▼
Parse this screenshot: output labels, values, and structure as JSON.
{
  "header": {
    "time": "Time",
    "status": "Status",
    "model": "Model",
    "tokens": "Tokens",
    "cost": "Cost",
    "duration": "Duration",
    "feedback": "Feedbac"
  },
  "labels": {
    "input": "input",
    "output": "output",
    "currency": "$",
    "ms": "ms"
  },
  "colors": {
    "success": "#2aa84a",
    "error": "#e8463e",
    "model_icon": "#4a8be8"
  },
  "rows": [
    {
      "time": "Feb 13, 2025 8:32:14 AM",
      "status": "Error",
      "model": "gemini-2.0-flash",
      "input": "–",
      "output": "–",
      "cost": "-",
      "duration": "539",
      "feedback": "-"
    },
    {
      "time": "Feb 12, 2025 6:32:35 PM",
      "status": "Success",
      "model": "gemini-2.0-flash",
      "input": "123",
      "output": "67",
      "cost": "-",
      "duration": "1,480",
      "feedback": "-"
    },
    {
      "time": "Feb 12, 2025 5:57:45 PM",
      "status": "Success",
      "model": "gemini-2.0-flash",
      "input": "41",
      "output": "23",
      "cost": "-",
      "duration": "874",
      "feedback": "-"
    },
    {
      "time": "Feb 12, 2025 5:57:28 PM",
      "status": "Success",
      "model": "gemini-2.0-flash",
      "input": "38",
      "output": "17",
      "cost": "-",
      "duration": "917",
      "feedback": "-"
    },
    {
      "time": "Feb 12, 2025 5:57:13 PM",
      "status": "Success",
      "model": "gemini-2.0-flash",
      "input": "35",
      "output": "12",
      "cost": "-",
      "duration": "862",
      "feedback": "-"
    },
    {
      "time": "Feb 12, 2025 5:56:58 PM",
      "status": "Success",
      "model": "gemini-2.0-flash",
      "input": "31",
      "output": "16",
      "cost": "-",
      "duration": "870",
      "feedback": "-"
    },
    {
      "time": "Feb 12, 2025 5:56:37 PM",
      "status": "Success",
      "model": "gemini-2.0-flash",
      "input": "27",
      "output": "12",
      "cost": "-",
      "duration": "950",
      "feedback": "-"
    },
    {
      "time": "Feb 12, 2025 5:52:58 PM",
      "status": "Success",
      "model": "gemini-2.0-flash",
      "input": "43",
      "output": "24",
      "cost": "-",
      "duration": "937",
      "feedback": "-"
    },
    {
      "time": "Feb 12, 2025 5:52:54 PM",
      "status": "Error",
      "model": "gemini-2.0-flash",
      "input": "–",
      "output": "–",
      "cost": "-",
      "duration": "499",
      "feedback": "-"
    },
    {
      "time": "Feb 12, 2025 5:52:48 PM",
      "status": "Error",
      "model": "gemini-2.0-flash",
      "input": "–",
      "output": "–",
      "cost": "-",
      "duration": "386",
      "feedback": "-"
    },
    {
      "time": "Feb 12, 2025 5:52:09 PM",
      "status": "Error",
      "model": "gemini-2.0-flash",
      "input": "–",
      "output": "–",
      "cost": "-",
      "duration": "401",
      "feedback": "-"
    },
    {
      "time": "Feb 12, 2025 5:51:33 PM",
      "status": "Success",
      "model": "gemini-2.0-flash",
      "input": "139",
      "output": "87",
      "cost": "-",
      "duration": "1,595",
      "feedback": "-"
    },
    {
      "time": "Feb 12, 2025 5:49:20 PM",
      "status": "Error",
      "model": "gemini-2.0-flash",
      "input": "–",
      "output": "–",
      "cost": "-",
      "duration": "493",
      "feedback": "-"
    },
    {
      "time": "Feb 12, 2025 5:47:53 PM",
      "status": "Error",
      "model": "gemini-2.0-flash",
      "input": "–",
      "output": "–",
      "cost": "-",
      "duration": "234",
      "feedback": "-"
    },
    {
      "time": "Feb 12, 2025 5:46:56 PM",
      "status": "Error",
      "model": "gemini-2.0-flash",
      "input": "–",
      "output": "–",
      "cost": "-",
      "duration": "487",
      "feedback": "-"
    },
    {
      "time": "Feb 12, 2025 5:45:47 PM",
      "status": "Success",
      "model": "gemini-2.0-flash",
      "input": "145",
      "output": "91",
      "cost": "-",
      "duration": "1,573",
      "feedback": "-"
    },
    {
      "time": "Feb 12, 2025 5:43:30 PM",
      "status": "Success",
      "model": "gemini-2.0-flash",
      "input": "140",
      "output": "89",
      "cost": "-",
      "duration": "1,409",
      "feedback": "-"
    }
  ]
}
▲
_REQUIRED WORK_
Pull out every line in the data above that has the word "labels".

_ANSWER TO THIS EXERCISE_
Parse this screenshot: output labels, values, and structure as JSON.
  "labels": {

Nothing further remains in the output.